With this week’s news that New York City FC have made Maxi Moralez their newest Designated Player via a transfer from Mexico’s Club Leon, we reached out to former MLSsoccer.com correspondent Tom Marshall in search of further perspective on the talented Argentine attacker.
Based in Guadalajara, Marshall covers Liga MX and the Mexican national team for ESPNFC and shared some valuable information with our own Ben Baer about the man that some believe could become City’s Sebastian Giovinco.
Ben Baer: What's Moralez like as a player?
Tom Marshall: Highly technical, tricky and adept at sniffing out space to operate in. We didn’t see it much in Mexico, but he is also a good set-piece taker and sharp in the penalty area. It’s an exciting signing for NYCFC.
BB: What are his best and worst attributes?
TM: NYC’s newest player likes the ball at his feet, enjoys running at defenders and seeks to dictate play by finding space in between the opposition’s defense and midfield, or behind the fullbacks if he is playing on the wing.
In terms of weaknesses, Moralez isn’t great defensively and doesn’t pose much threat aerially, although he is robust considering his size, which is likely a byproduct of coming of age as a player in Argentina’s first division. You could also argue that he should score more goals, given how high up the field he plays.
BB: Is he best on the wing, or playing underneath a striker, similar to how Frank Lampard played with NYCFC?
TM: I’d say his ideal position is a No. 10 in a 4-2-3-1, with the freedom to drift and create. However, it depends on the system. In a 4-3-3 he could play on the left cutting onto his favored right foot, or over on the right.
BB: Is there any other player in MLS (or the world) you'd compare him to, stylistically and talent-wise?
TM: A little like Mexico and LA Galaxy star Giovani dos Santos in terms of style and versatility, although Moralez is right-footed. Moralez actually scored the winning goal in the 2007 Under-20 World Cup [pictured above] quarterfinal to send Dos Santos’ Mexico out of the tournament. The other reference in MLS would be Toronto’s Giovinco, although the bar is particularly high there if the Argentine is to live up to the Italian’s standards!
BB: Is there any particular reason why he lost playing time towards the end of his stint with Leon?
TM: It was a strange year or so for Moralez at Leon, not helped by him playing under three different coaches in 12 months. Moralez was brought in to replace attacking midfielder Carlos “Gullit” Pena by coach Juan Antonio Pizzi and was a major signing for the Liga MX institution, but the Spanish-Argentine [coach] left weeks later to take over the Chilean national team.
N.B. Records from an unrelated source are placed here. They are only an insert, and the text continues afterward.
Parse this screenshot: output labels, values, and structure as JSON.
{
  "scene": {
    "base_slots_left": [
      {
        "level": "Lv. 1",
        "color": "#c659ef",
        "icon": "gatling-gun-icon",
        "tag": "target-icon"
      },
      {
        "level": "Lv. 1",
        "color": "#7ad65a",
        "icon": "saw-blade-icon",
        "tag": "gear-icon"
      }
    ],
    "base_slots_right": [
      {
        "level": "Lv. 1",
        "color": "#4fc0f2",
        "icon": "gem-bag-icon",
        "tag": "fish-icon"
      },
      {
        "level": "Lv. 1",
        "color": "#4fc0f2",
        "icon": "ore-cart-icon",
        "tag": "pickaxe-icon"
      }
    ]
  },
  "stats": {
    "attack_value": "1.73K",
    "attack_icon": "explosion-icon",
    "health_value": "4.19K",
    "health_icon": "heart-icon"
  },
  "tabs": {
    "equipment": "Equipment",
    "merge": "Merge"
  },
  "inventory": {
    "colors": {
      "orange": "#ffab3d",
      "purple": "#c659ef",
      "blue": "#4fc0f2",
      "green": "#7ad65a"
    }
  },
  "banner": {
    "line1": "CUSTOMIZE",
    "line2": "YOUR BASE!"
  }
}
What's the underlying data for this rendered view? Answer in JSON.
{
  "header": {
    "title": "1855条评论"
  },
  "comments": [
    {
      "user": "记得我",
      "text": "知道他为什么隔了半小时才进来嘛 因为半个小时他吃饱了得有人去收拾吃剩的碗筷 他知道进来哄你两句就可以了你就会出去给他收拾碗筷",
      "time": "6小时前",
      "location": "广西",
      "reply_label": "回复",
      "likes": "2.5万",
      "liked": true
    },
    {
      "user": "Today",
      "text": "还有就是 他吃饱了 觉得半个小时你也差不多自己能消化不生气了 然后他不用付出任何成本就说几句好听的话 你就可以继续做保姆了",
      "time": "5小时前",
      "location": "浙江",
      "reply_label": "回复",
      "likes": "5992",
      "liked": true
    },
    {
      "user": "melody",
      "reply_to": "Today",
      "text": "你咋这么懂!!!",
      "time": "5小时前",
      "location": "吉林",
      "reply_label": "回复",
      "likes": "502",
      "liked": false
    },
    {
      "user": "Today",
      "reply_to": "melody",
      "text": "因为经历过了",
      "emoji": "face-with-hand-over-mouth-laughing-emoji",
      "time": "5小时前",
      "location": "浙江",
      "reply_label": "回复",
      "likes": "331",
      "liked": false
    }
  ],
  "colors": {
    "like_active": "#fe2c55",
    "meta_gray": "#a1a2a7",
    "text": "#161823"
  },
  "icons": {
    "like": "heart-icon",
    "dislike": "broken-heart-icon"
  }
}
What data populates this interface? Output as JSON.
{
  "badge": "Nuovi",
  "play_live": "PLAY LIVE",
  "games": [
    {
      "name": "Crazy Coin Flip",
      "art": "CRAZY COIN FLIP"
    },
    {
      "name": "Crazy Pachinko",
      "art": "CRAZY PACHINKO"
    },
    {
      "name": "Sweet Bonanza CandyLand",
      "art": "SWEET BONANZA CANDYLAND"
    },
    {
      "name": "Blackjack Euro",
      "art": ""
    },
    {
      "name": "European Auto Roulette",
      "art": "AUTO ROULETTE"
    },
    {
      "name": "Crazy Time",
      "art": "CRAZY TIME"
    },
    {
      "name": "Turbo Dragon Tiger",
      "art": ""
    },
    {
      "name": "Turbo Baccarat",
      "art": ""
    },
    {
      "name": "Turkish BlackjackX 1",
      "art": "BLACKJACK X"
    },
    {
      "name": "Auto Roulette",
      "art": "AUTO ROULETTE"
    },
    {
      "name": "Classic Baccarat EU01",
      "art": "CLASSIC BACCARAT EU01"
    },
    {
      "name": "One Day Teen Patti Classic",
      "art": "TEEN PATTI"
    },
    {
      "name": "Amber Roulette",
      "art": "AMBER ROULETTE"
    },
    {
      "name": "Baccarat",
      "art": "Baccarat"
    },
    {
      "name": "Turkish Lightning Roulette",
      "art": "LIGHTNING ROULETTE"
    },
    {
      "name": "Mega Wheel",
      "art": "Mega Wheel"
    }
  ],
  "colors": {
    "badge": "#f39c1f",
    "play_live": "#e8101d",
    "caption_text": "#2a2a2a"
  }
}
Under incoming coach Luis Fernando Tena, Moralez initially struck up a decent partnership with striker Mauro Boselli, but gradually lost favor as the Clausura 2016 playoffs swung around and Luis Montes was preferred in the attacking midfield role.
When Argentine Javier Torrente came in midway through the Clausura 2016, results immediately picked up for Leon, but Moralez was on the bench, with German Cano preferred behind Boselli and Montes and Elias Hernandez on the wings.
A fresh start north of the border will probably be good for him.
BB: Any feel for how he might fit at NYCFC or in MLS?
TM: If Patrick Viera goes with a 4-3-3, you’d have to think Moralez will slot in on one of the flanks. In terms of the league, Moralez should do very well. It didn’t happen for him in Mexico, but he’s proven in Serie A [with Atalanta] and should be a shrewd addition for NYCFC.